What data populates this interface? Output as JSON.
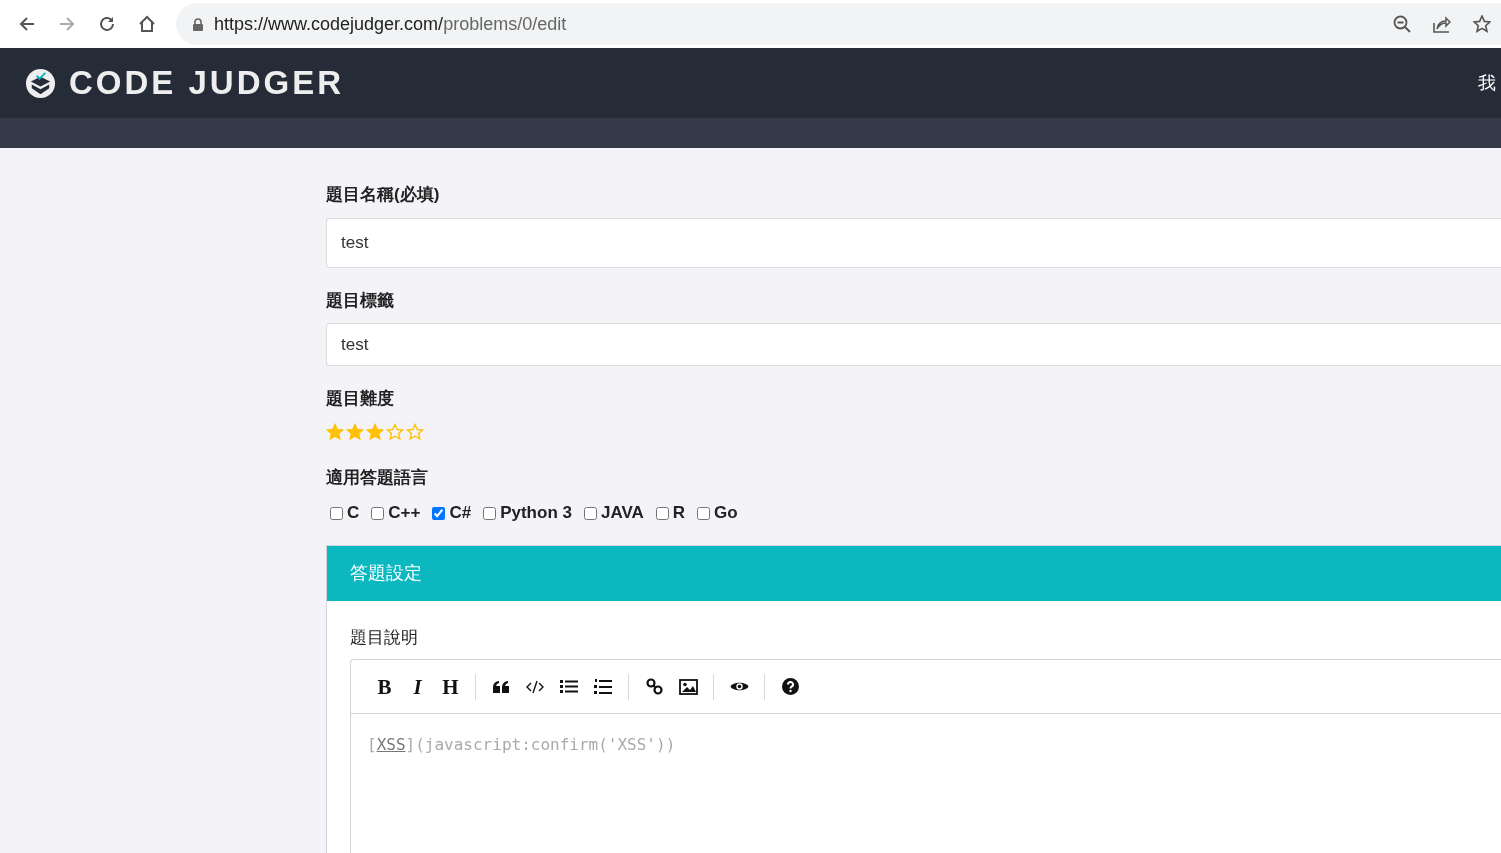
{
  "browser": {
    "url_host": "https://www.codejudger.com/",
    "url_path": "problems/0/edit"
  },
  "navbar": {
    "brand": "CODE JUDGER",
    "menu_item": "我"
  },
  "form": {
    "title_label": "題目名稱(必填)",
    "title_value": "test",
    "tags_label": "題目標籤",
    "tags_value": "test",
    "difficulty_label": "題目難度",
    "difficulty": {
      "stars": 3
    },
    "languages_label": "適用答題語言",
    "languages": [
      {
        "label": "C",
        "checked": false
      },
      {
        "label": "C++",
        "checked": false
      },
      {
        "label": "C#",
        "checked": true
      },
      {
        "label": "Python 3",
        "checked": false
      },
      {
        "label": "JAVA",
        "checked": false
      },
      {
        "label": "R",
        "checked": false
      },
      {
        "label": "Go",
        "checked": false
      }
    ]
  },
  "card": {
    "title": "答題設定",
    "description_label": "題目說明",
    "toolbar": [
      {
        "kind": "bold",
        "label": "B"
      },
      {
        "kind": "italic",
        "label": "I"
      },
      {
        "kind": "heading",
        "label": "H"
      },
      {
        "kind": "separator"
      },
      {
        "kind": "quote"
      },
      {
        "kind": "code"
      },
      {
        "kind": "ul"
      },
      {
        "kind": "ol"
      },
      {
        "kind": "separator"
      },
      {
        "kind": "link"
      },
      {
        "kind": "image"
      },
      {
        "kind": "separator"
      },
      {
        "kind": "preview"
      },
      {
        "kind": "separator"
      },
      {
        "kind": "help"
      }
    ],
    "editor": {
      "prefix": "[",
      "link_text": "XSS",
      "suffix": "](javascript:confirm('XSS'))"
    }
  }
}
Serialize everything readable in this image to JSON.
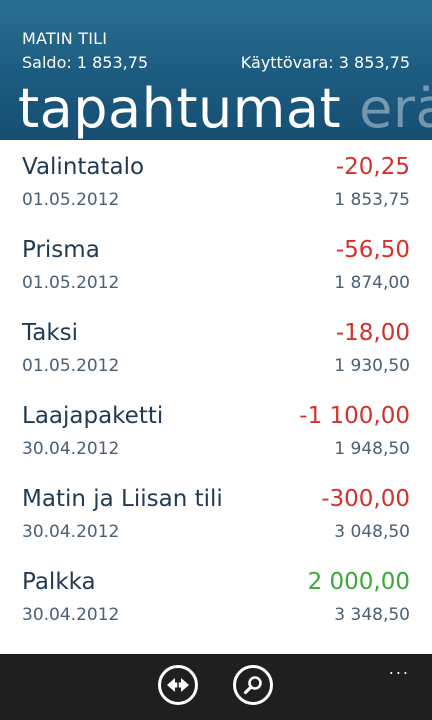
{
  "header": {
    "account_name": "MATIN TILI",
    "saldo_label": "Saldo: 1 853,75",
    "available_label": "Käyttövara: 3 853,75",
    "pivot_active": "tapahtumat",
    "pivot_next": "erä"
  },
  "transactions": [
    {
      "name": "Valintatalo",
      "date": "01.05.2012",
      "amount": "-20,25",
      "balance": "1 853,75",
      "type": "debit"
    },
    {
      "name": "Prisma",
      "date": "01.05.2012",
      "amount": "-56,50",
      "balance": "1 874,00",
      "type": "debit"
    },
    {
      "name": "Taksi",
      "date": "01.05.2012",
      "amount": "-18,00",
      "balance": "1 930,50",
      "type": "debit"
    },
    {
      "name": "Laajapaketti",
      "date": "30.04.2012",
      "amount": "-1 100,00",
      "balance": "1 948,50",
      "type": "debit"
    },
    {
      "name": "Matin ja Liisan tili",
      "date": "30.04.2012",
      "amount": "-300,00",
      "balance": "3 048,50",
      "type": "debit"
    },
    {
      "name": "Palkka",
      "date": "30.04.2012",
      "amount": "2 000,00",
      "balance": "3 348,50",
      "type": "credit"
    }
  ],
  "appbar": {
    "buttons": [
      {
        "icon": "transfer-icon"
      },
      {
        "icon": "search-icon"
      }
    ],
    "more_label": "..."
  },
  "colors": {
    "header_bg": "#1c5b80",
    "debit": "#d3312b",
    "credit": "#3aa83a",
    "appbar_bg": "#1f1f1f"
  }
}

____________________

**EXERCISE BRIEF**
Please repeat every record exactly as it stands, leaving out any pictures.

**RESPONSE AREA**
What data populates this interface? Output as JSON.
{
  "browser": {
    "url_host": "https://www.codejudger.com/",
    "url_path": "problems/0/edit"
  },
  "navbar": {
    "brand": "CODE JUDGER",
    "menu_item": "我"
  },
  "form": {
    "title_label": "題目名稱(必填)",
    "title_value": "test",
    "tags_label": "題目標籤",
    "tags_value": "test",
    "difficulty_label": "題目難度",
    "difficulty": {
      "stars": 3
    },
    "languages_label": "適用答題語言",
    "languages": [
      {
        "label": "C",
        "checked": false
      },
      {
        "label": "C++",
        "checked": false
      },
      {
        "label": "C#",
        "checked": true
      },
      {
        "label": "Python 3",
        "checked": false
      },
      {
        "label": "JAVA",
        "checked": false
      },
      {
        "label": "R",
        "checked": false
      },
      {
        "label": "Go",
        "checked": false
      }
    ]
  },
  "card": {
    "title": "答題設定",
    "description_label": "題目說明",
    "toolbar": [
      {
        "kind": "bold",
        "label": "B"
      },
      {
        "kind": "italic",
        "label": "I"
      },
      {
        "kind": "heading",
        "label": "H"
      },
      {
        "kind": "separator"
      },
      {
        "kind": "quote"
      },
      {
        "kind": "code"
      },
      {
        "kind": "ul"
      },
      {
        "kind": "ol"
      },
      {
        "kind": "separator"
      },
      {
        "kind": "link"
      },
      {
        "kind": "image"
      },
      {
        "kind": "separator"
      },
      {
        "kind": "preview"
      },
      {
        "kind": "separator"
      },
      {
        "kind": "help"
      }
    ],
    "editor": {
      "prefix": "[",
      "link_text": "XSS",
      "suffix": "](javascript:confirm('XSS'))"
    }
  }
}
Serialize everything readable in this image to JSON.
{
  "header": {
    "account_name": "MATIN TILI",
    "saldo_label": "Saldo: 1 853,75",
    "available_label": "Käyttövara: 3 853,75",
    "pivot_active": "tapahtumat",
    "pivot_next": "erä"
  },
  "transactions": [
    {
      "name": "Valintatalo",
      "date": "01.05.2012",
      "amount": "-20,25",
      "balance": "1 853,75",
      "type": "debit"
    },
    {
      "name": "Prisma",
      "date": "01.05.2012",
      "amount": "-56,50",
      "balance": "1 874,00",
      "type": "debit"
    },
    {
      "name": "Taksi",
      "date": "01.05.2012",
      "amount": "-18,00",
      "balance": "1 930,50",
      "type": "debit"
    },
    {
      "name": "Laajapaketti",
      "date": "30.04.2012",
      "amount": "-1 100,00",
      "balance": "1 948,50",
      "type": "debit"
    },
    {
      "name": "Matin ja Liisan tili",
      "date": "30.04.2012",
      "amount": "-300,00",
      "balance": "3 048,50",
      "type": "debit"
    },
    {
      "name": "Palkka",
      "date": "30.04.2012",
      "amount": "2 000,00",
      "balance": "3 348,50",
      "type": "credit"
    }
  ],
  "appbar": {
    "buttons": [
      {
        "icon": "transfer-icon"
      },
      {
        "icon": "search-icon"
      }
    ],
    "more_label": "..."
  },
  "colors": {
    "header_bg": "#1c5b80",
    "debit": "#d3312b",
    "credit": "#3aa83a",
    "appbar_bg": "#1f1f1f"
  }
}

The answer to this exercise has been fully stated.